How much child support you will have to pay depends on what state you live in, each state calculates child support differently but there are also many similarities in how child support is calculated throughout the country.
Cost of living has some barring on what child support will be set at. For example, child support set in New York City is going to be higher than in Kansas City because the cost of living is significantly higher in New York than in Kansas.
A rough estimate is your child support will be about 25% of your income. So, a father making $10 per hour paying child support for 1 child would pay roughly $350 per month.
When child support is calculated the mother’s and the father’s income is used. If one of the parties is not working then the income should be imputed to them and used in the calculation. They may impute minimum wage for example, if the father has no recent work history.
For the purposes of child support net income is used, which is income after taxes are deducted or what is often called take home pay. An easy way to calculate take home pay is to figure out the person's hourly wage and then take 20% of the top for deductions such as taxes.
For example, if the mother is making $10 per hour it would be calculated as $10 per hour times 40 hours per week. This equals $400 per week. 52 weeks in a year times $400 equals $20,800 per year. Divide $20,800 by 12 and you get a $1733 monthly average. Take 20% off of $1733, which is $347 for taxes, leaving $1386 take home pay for the mother. This is the figure, $1386, that would be used in the child support calculation.
Why Are Both Parties Incomes Used In Calculating Child Support?

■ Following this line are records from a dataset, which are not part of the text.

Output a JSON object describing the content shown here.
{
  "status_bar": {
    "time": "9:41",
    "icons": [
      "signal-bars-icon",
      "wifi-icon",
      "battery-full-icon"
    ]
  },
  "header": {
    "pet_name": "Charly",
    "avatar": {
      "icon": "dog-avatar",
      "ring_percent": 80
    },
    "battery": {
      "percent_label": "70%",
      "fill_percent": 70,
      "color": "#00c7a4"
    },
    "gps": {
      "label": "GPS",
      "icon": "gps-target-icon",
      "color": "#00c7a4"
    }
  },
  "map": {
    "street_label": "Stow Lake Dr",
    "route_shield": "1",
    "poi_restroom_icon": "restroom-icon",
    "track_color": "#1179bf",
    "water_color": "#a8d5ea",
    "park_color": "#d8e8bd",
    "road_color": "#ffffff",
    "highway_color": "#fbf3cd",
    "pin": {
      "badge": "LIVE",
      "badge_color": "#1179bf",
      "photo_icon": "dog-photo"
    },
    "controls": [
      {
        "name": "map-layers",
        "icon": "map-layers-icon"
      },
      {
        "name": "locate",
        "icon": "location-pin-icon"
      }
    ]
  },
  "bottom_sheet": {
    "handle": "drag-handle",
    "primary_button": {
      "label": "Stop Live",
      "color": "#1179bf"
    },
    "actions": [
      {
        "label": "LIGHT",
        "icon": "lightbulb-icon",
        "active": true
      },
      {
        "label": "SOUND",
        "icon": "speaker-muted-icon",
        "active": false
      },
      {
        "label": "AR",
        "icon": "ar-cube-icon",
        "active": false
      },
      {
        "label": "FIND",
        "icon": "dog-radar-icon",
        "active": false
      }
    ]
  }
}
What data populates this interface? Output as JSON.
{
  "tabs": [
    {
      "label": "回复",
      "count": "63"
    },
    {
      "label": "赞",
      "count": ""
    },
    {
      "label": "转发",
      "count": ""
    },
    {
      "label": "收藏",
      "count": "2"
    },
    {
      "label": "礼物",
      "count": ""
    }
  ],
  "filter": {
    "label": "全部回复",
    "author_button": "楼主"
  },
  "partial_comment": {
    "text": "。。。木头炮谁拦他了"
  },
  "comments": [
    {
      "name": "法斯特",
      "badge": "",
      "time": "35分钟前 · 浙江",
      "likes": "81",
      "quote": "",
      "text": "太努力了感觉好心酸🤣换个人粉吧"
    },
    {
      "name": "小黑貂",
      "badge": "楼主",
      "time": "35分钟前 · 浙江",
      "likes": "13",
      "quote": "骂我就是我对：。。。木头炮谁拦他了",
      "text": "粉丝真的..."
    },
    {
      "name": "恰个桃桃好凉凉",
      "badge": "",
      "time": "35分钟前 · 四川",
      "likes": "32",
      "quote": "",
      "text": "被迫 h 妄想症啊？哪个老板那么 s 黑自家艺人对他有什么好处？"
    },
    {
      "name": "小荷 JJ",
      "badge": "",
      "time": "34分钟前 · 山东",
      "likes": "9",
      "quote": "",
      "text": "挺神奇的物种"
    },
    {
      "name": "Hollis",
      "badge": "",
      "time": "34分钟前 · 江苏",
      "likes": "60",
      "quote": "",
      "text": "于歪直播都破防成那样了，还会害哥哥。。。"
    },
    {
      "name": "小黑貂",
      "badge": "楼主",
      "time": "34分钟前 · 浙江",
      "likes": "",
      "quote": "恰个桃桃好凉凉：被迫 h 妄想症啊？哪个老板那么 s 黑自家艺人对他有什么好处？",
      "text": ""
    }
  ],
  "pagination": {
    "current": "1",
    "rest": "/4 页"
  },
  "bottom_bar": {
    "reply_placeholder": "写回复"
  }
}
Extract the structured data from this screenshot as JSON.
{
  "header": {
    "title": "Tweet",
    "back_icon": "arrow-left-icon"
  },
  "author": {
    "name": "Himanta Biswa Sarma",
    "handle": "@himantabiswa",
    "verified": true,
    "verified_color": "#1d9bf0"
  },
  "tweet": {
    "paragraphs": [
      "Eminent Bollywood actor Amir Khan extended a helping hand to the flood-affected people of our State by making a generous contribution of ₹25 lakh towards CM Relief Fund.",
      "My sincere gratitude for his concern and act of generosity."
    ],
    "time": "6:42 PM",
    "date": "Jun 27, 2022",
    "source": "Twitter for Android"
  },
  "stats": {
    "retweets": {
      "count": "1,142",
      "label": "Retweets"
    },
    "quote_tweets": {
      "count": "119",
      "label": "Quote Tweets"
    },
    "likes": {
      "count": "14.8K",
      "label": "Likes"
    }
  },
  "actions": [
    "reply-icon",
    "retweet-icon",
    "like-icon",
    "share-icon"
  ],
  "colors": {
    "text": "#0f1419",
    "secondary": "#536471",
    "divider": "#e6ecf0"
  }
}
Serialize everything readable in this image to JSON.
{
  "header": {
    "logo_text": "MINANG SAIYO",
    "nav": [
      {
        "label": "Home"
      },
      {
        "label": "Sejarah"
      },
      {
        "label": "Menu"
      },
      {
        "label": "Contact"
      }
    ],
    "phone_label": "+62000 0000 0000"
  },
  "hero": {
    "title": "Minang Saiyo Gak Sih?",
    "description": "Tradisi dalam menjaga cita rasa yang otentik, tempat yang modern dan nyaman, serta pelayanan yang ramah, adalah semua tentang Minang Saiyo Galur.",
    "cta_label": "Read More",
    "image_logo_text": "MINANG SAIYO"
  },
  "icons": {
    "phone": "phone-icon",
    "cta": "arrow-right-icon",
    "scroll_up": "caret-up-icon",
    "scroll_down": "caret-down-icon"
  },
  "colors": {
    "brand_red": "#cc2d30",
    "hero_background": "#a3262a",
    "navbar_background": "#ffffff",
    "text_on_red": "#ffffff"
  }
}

The mother and the father’s incomes are combined when child support is being set. Many think only the paying parent’s income should be used. The reason both the parent’s income is used is in the interest of the child’s standard of living.
Child support is set as though both parents were in the household and supporting the child. Whether right or wrong the calculation is trying to mimic a nuclear family standard of living for the child where both parent's are in the home supporting the child.
Example of Calculating Take Home Pay
The link below will bring you to the State Of Washington's Child Support calculator.
Simply input the take home pay for the mother and the father. Enter the number of children and indicate if any of the children are 12 or over. The child support rate is slightly higher for a child if they are 12 years old or older. The reason being they cost more money to support than a child under 12.
Once you have input these figures it will give you a ball park figure of how much child support you can expect to pay or receive based on your incomes and number of children.
For example if you input $10 for each parent or $1386 take home per month it calculates $275 for 1 child if they are under 12, or $340 per month if they are over 12.